Is Eating Eggs Really “Nearly as Dangerous as Smoking Cigarettes?”
It’s junk science, of course — a profoundly flawed study from scientists with ties to the pharmaceutical industry.
The methodology for a new study, “Egg yolk consumption and carotid plaque,” published last week in Atherosclerosis Journal, appears to consist of a single questionnaire asking people about “their lifestyle and medications, including pack-years of smoking, and the number of egg yolks consumed per week times the number of years consumed (egg-yolk years).” A methodology that is dependent on participant recollection, accuracy, and honesty is the very definition of unreliable, as paleolithic health guru Mark Sisson points out. Moreover, since it’s a single datapoint, no causality can be ascribed.
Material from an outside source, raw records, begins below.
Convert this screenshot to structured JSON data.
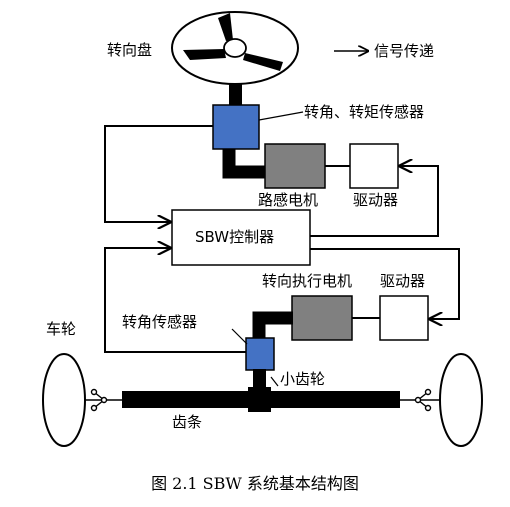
{
  "labels": {
    "steering_wheel": "转向盘",
    "signal_legend": "信号传递",
    "angle_torque_sensor": "转角、转矩传感器",
    "road_feel_motor": "路感电机",
    "driver_top": "驱动器",
    "controller": "SBW控制器",
    "steer_motor": "转向执行电机",
    "driver_bottom": "驱动器",
    "angle_sensor": "转角传感器",
    "wheel": "车轮",
    "pinion": "小齿轮",
    "rack": "齿条"
  },
  "caption": "图 2.1    SBW 系统基本结构图",
  "colors": {
    "sensor": "#4472c4",
    "motor": "#808080",
    "line": "#000000",
    "background": "#ffffff"
  }
}
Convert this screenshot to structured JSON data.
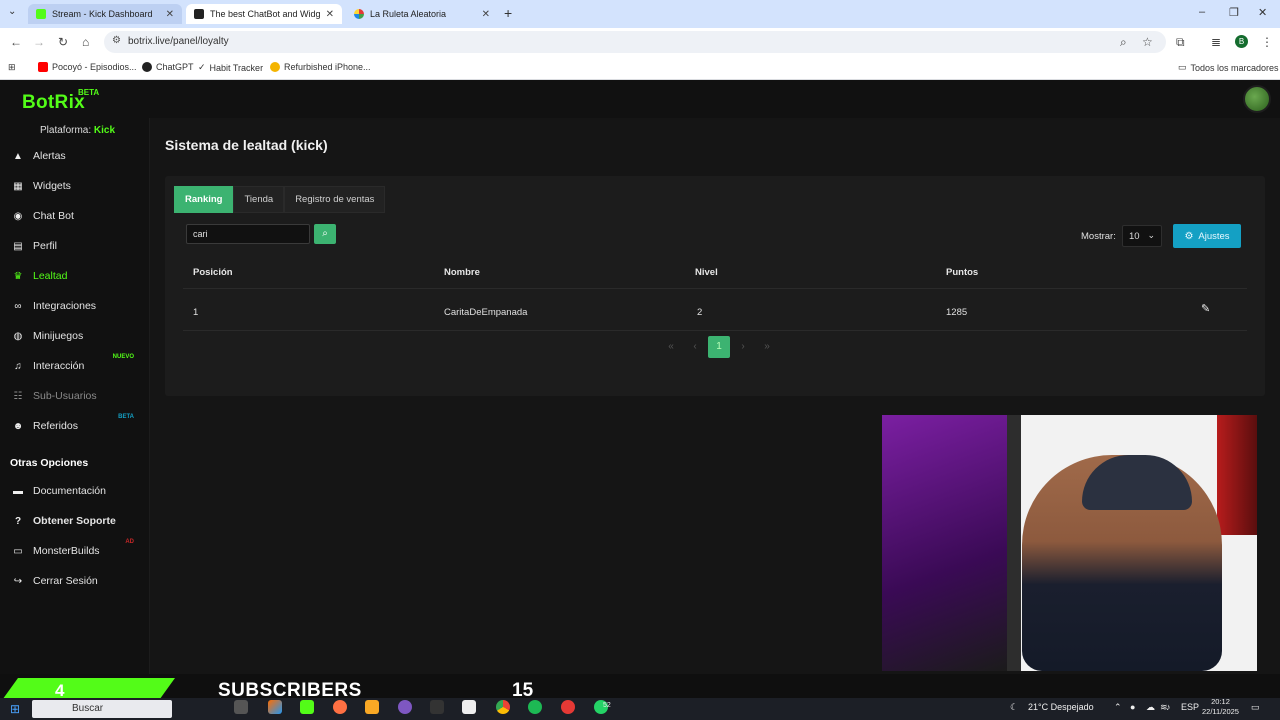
{
  "browser": {
    "tabs": [
      {
        "label": "Stream - Kick Dashboard",
        "icon": "kick-icon",
        "state": "hover"
      },
      {
        "label": "The best ChatBot and Widgets",
        "icon": "botrix-icon",
        "state": "active"
      },
      {
        "label": "La Ruleta Aleatoria",
        "icon": "wheel-icon",
        "state": "normal"
      }
    ],
    "url": "botrix.live/panel/loyalty",
    "bookmarks": [
      {
        "label": "Pocoyó - Episodios...",
        "icon": "youtube-icon",
        "color": "#ff0000"
      },
      {
        "label": "ChatGPT",
        "icon": "chatgpt-icon",
        "color": "#222222"
      },
      {
        "label": "Habit Tracker",
        "icon": "check-icon",
        "color": "#222222"
      },
      {
        "label": "Refurbished iPhone...",
        "icon": "apple-icon",
        "color": "#f4b400"
      }
    ],
    "all_bookmarks_label": "Todos los marcadores",
    "profile_initial": "B"
  },
  "app": {
    "logo": "BotRix",
    "logo_badge": "BETA",
    "accent_color": "#53fc18",
    "platform_label": "Plataforma:",
    "platform_value": "Kick",
    "nav": [
      {
        "label": "Alertas",
        "icon": "alert-triangle-icon"
      },
      {
        "label": "Widgets",
        "icon": "grid-icon"
      },
      {
        "label": "Chat Bot",
        "icon": "robot-icon"
      },
      {
        "label": "Perfil",
        "icon": "id-card-icon"
      },
      {
        "label": "Lealtad",
        "icon": "trophy-icon",
        "active": true
      },
      {
        "label": "Integraciones",
        "icon": "link-icon"
      },
      {
        "label": "Minijuegos",
        "icon": "gamepad-icon"
      },
      {
        "label": "Interacción",
        "icon": "music-note-icon",
        "badge": "NUEVO"
      },
      {
        "label": "Sub-Usuarios",
        "icon": "users-icon",
        "muted": true
      },
      {
        "label": "Referidos",
        "icon": "user-plus-icon",
        "badge": "BETA"
      }
    ],
    "other_section_title": "Otras Opciones",
    "other": [
      {
        "label": "Documentación",
        "icon": "book-icon"
      },
      {
        "label": "Obtener Soporte",
        "icon": "help-circle-icon"
      },
      {
        "label": "MonsterBuilds",
        "icon": "monitor-icon",
        "badge": "AD"
      },
      {
        "label": "Cerrar Sesión",
        "icon": "sign-out-icon"
      }
    ]
  },
  "page": {
    "title": "Sistema de lealtad (kick)",
    "tabs": [
      "Ranking",
      "Tienda",
      "Registro de ventas"
    ],
    "active_tab": 0,
    "search_value": "cari",
    "show_label": "Mostrar:",
    "per_page": "10",
    "settings_label": "Ajustes",
    "columns": [
      "Posición",
      "Nombre",
      "Nivel",
      "Puntos"
    ],
    "rows": [
      {
        "position": "1",
        "name": "CaritaDeEmpanada",
        "level": "2",
        "points": "1285"
      }
    ],
    "pagination": {
      "current": "1"
    }
  },
  "overlay": {
    "subs_count": "4",
    "subs_label": "SUBSCRIBERS",
    "subs_goal": "15"
  },
  "taskbar": {
    "search_label": "Buscar",
    "weather": "21°C Despejado",
    "lang": "ESP",
    "time": "20:12",
    "date": "22/11/2025",
    "whatsapp_badge": "52"
  }
}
The authors of the study admitted to conflicts of interest when they did a similar study two years ago: one received honoraria and speaker’s fees from several pharmaceutical companies manufacturing lipid-lowering drugs, while the other received support from Pfizer for an annual atherosclerosis symposium and his research was funded in part by Pfizer, AstraZeneca, and Merck.
See how this works? Big Pharma has a vested interest in selling drugs to lower cholesterol. Big Pharma funds research that says our favorite breakfast food causes high cholesterol (which is not true). The idea is to give people with a false choice: change a lifelong dietary habit, or pop a pill. Big Pharma thinks they know which choice most people will make.
The authors found that “carotid plaque area increased linearly with age after age 40, but increased exponentially with pack-years of smoking and with egg-yolk years.” This led them to form a hypothesis—that egg yolks may cause plaque in much the way cigarette smoking does—and that regular consumption of egg yolks should be avoided by persons at risk of cardiovascular disease. They then say more study is warranted.
The media, of course, did not look closely as this nonsense. A typical treatment is found in the Los Angeles Times, which turned the hypothesis into a fact: that egg yolk consumption accelerates the thickening of arteries almost as severely as does cigarette smoking. Period. Not just for people at risk of cardiovascular disease; gone is the presentation of findings as the basis of a hypothesis that merits further and more careful study.
We always try to underscore the importance of consuming whole, unprocessed foods to promote health. This means whole eggs, yolks and all. Yolks are nutritionally superior to whites on nearly all measures. They’re especially important as a source of healthy omega-3 fatty acids; they also contain cholesterol and saturated fat, which are in fact critical nutrients despite being demonized by mainstream “experts”: cholesterol helps build new muscle and protects against heart attack, not to mention cancer, while saturated fats enhance the immune system, and protects the liver from alcohol and other toxins, among many other important functions.
Egg yolks also contain choline, a B vitamin that is especially important for cell membrane health, for the coating of nerves to promote faster and better communication, and for preventing build-up of the toxic compound homocysteine in the blood. Choline can also help reduce chronic inflammation. The most choline-rich vegetables pack about half the choline per serving as eggs.
When in doubt, remember that our bodies have adapted over thousands of years to know what to do with whole, unprocessed foods. It is a basic tenet of natural health that whole foods are better tolerated by the body than processed foods—and that means eating whole eggs, preferably from pastured, cage-free chickens fed a species-appropriate diet of green plants and insects, and no corn feed, most of which is now genetically engineered!
This article is republished with permission from the Alliance for Natural Health USA, August 21, 2012 newsletter. Go straight to the source.
Article updated on: September 5th, 2012